Work to complete: Filter the records below for the word "years". Copy each line that holds it.

Record set:
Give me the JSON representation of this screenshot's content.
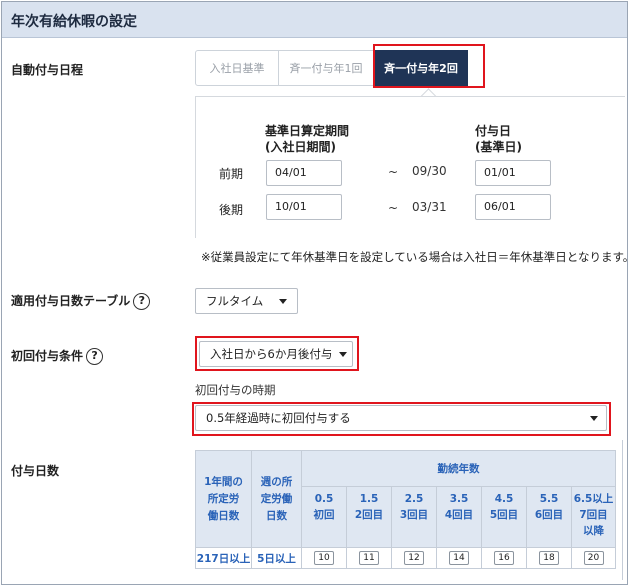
{
  "header": {
    "title": "年次有給休暇の設定"
  },
  "auto_grant": {
    "label": "自動付与日程",
    "tabs": [
      {
        "label": "入社日基準",
        "selected": false
      },
      {
        "label": "斉一付与年1回",
        "selected": false
      },
      {
        "label": "斉一付与年2回",
        "selected": true
      }
    ],
    "col_period": [
      "基準日算定期間",
      "(入社日期間)"
    ],
    "col_grant": [
      "付与日",
      "(基準日)"
    ],
    "rows": [
      {
        "label": "前期",
        "start": "04/01",
        "tilde": "~",
        "end": "09/30",
        "grant": "01/01"
      },
      {
        "label": "後期",
        "start": "10/01",
        "tilde": "~",
        "end": "03/31",
        "grant": "06/01"
      }
    ],
    "note": "※従業員設定にて年休基準日を設定している場合は入社日＝年休基準日となります。"
  },
  "table_select": {
    "label": "適用付与日数テーブル",
    "help": "?",
    "value": "フルタイム"
  },
  "first_grant": {
    "label": "初回付与条件",
    "help": "?",
    "value": "入社日から6か月後付与",
    "timing_label": "初回付与の時期",
    "timing_value": "0.5年経過時に初回付与する"
  },
  "grant_days": {
    "label": "付与日数",
    "col1": [
      "1年間の",
      "所定労",
      "働日数"
    ],
    "col2": [
      "週の所",
      "定労働",
      "日数"
    ],
    "tenure_header": "勤続年数",
    "tenures": [
      {
        "years": "0.5",
        "nth": "初回"
      },
      {
        "years": "1.5",
        "nth": "2回目"
      },
      {
        "years": "2.5",
        "nth": "3回目"
      },
      {
        "years": "3.5",
        "nth": "4回目"
      },
      {
        "years": "4.5",
        "nth": "5回目"
      },
      {
        "years": "5.5",
        "nth": "6回目"
      },
      {
        "years": "6.5以上",
        "nth": "7回目以降"
      }
    ],
    "row": {
      "annual": "217日以上",
      "weekly": "5日以上",
      "days": [
        "10",
        "11",
        "12",
        "14",
        "16",
        "18",
        "20"
      ]
    }
  },
  "colors": {
    "header_bg": "#d9e2ef",
    "selected_tab": "#1f3456",
    "highlight": "#e0151d",
    "table_text": "#2a63b8"
  }
}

Response to the exercise:
        "years": "0.5",
        "years": "1.5",
        "years": "2.5",
        "years": "3.5",
        "years": "4.5",
        "years": "5.5",
        "years": "6.5以上",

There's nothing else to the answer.